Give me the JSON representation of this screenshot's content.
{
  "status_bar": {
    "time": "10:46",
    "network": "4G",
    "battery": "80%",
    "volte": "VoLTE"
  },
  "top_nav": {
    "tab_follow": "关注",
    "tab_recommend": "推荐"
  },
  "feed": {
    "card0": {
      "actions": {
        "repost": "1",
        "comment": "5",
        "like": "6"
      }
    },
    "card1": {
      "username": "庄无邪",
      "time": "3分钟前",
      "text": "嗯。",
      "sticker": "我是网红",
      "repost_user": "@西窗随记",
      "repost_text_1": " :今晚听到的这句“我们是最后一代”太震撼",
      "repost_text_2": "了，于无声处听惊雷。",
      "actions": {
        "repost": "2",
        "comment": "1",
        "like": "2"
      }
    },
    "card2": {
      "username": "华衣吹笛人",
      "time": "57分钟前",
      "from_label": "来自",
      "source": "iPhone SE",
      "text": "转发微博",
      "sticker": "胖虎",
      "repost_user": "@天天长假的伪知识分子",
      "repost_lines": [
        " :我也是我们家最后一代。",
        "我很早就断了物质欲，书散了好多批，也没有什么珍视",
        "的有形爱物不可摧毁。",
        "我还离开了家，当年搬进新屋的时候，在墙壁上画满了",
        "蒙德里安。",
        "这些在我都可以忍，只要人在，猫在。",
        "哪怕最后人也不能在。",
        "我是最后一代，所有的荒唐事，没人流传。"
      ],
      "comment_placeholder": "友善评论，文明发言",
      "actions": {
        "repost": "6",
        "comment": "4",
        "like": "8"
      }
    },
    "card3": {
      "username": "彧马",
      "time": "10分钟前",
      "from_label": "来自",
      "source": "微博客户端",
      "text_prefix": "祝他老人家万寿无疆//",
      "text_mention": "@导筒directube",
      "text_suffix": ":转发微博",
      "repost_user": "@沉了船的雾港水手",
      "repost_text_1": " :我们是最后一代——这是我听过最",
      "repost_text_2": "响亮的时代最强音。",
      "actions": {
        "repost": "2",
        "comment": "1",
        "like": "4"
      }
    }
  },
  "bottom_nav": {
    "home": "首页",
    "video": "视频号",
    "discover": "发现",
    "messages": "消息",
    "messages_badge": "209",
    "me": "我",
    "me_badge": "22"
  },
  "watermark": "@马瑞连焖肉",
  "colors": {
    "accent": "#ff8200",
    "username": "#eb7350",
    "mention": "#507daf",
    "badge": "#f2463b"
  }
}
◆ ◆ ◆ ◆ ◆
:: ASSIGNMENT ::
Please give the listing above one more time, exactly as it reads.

:: RESPONSE TO THIS TASK ::
Give me the JSON representation of this screenshot's content.
{
  "status_bar": {
    "time": "10:46",
    "network": "4G",
    "battery": "80%",
    "volte": "VoLTE"
  },
  "top_nav": {
    "tab_follow": "关注",
    "tab_recommend": "推荐"
  },
  "feed": {
    "card0": {
      "actions": {
        "repost": "1",
        "comment": "5",
        "like": "6"
      }
    },
    "card1": {
      "username": "庄无邪",
      "time": "3分钟前",
      "text": "嗯。",
      "sticker": "我是网红",
      "repost_user": "@西窗随记",
      "repost_text_1": " :今晚听到的这句“我们是最后一代”太震撼",
      "repost_text_2": "了，于无声处听惊雷。",
      "actions": {
        "repost": "2",
        "comment": "1",
        "like": "2"
      }
    },
    "card2": {
      "username": "华衣吹笛人",
      "time": "57分钟前",
      "from_label": "来自",
      "source": "iPhone SE",
      "text": "转发微博",
      "sticker": "胖虎",
      "repost_user": "@天天长假的伪知识分子",
      "repost_lines": [
        " :我也是我们家最后一代。",
        "我很早就断了物质欲，书散了好多批，也没有什么珍视",
        "的有形爱物不可摧毁。",
        "我还离开了家，当年搬进新屋的时候，在墙壁上画满了",
        "蒙德里安。",
        "这些在我都可以忍，只要人在，猫在。",
        "哪怕最后人也不能在。",
        "我是最后一代，所有的荒唐事，没人流传。"
      ],
      "comment_placeholder": "友善评论，文明发言",
      "actions": {
        "repost": "6",
        "comment": "4",
        "like": "8"
      }
    },
    "card3": {
      "username": "彧马",
      "time": "10分钟前",
      "from_label": "来自",
      "source": "微博客户端",
      "text_prefix": "祝他老人家万寿无疆//",
      "text_mention": "@导筒directube",
      "text_suffix": ":转发微博",
      "repost_user": "@沉了船的雾港水手",
      "repost_text_1": " :我们是最后一代——这是我听过最",
      "repost_text_2": "响亮的时代最强音。",
      "actions": {
        "repost": "2",
        "comment": "1",
        "like": "4"
      }
    }
  },
  "bottom_nav": {
    "home": "首页",
    "video": "视频号",
    "discover": "发现",
    "messages": "消息",
    "messages_badge": "209",
    "me": "我",
    "me_badge": "22"
  },
  "watermark": "@马瑞连焖肉",
  "colors": {
    "accent": "#ff8200",
    "username": "#eb7350",
    "mention": "#507daf",
    "badge": "#f2463b"
  }
}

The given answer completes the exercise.